    Chris Centeno says

    Yes. Each stem cell procedure requires a certain dose of stem cells, so treating many joints with stem cells at the same time is generally not possible with a same day procedure. Culturing the stem cells gives us an average of 100X's the amount harvested so it gives us great flexibility to treat many different issues at once. Please see: Other scenarios could be severe Hip arthritis as the needed dose of stem cells in some cases can exceed what is possible in a same day procedure, and either specific issues or people's schedules that can benefit from being able to store your cells for treatment years from now frozen in time at your current age.


    Richard kingham says

    I'm currently here in GC with Dr Centeno. I''m very excited about this procedure and even more excited as to what the future holds as these guys are also on top of the game research wise. This team is a class act from the guys who pick you up at the airport to the office staff. Wish I got involved with this process years ago.

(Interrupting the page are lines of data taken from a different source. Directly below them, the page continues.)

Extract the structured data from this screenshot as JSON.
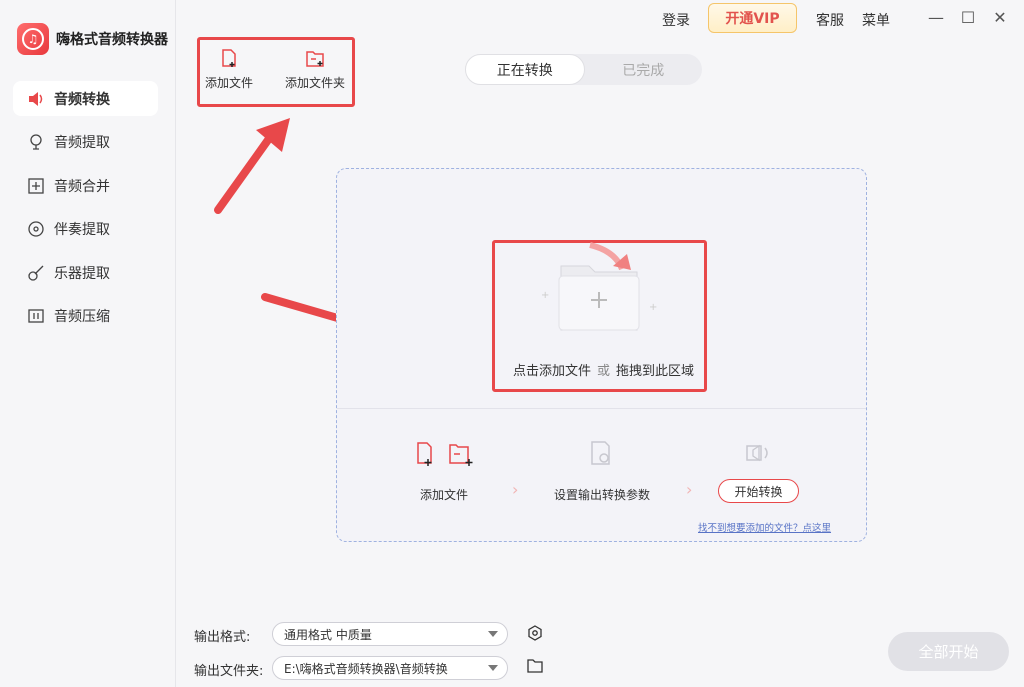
{
  "app": {
    "title": "嗨格式音频转换器"
  },
  "topbar": {
    "login": "登录",
    "vip": "开通VIP",
    "service": "客服",
    "menu": "菜单"
  },
  "sidebar": {
    "items": [
      {
        "label": "音频转换",
        "icon": "speaker-convert-icon"
      },
      {
        "label": "音频提取",
        "icon": "mic-extract-icon"
      },
      {
        "label": "音频合并",
        "icon": "merge-icon"
      },
      {
        "label": "伴奏提取",
        "icon": "disc-icon"
      },
      {
        "label": "乐器提取",
        "icon": "guitar-icon"
      },
      {
        "label": "音频压缩",
        "icon": "compress-icon"
      }
    ]
  },
  "toolbar": {
    "add_file": "添加文件",
    "add_folder": "添加文件夹"
  },
  "tabs": [
    "正在转换",
    "已完成"
  ],
  "dropzone": {
    "click_add": "点击添加文件",
    "or": "或",
    "drag": "拖拽到此区域",
    "steps": {
      "add_file": "添加文件",
      "set_params": "设置输出转换参数",
      "start": "开始转换"
    },
    "help": "找不到想要添加的文件？点这里"
  },
  "bottom": {
    "format_label": "输出格式:",
    "format_value": "通用格式 中质量",
    "folder_label": "输出文件夹:",
    "folder_value": "E:\\嗨格式音频转换器\\音频转换",
    "start_all": "全部开始"
  },
  "colors": {
    "accent": "#e8484a",
    "vip_bg": "#ffefc7",
    "dash_border": "#9fb2e0"
  }
}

    Sandi says

    hi - i am one of those complicated cases. living with a ms diagnosis since '84. i had stem cell treatment with dr slavin in tel aviv in '10 (not hsct). i had 9 amazing weeks where i could walk on my tippy toes for the first time in over i KNOW stem cells work. but i had 2 other treatments of non expanded cells (india & bahamas) which did nothing. i august '16 i had fusion for my S1 disc which was causing me to be dropped to the floor when the nerve gets hit. so far the surgery hasn't helped with that as i got dumped this morning:( i had looked seriously into seeing you guys in phoenix where my brother lives - but i am unsure with this info if that would be the right route to take. thanx for any/all input!!! and God bless you and your work!


    Chris Centeno says

    Unfortunately, SI joint fusion generally doesn't help in the long run. Please see: The SI joint is a key energy transfer mechanism, so SI Joint fusion eliminates that important shock absorber. The hip joint and lower lumbar spine are the next levels that will be overloaded once the SI joint no longer moves. We see joints replaced without being the source of the problem more often than we would like to. If you'd like us take a look to identify and treat what is actually causing the problem, please submit the Candidate form.


    Zeenat says

    Would a calcified bulging disc respond to the cultured stem cell treatment? I am told that successful treatment of bulging disc with cultured stem cell injections can reduce the bulge by 20-30%. Wondering if it would work if the disc is calcified and is there a way to determine ahead of time if the disc is calcified?


    Chris Centeno says


    An Xray can show a calcified disc. Unfortunately, it's unlikely that cultured stem cells would help.


    Add comment

    Your comment will be revised by the site if needed.

    About the Author

    Chris Centeno

    Christopher J. Centeno, M.D. is an international expert and specialist in regenerative medicine and the clinical use of mesenchymal stem cells in orthopedics. He is board certified in physical medicine as well as rehabilitation and in pain management through The American Board of Physical Medicine and Rehabilitation.…

    View Profile

    Search Blog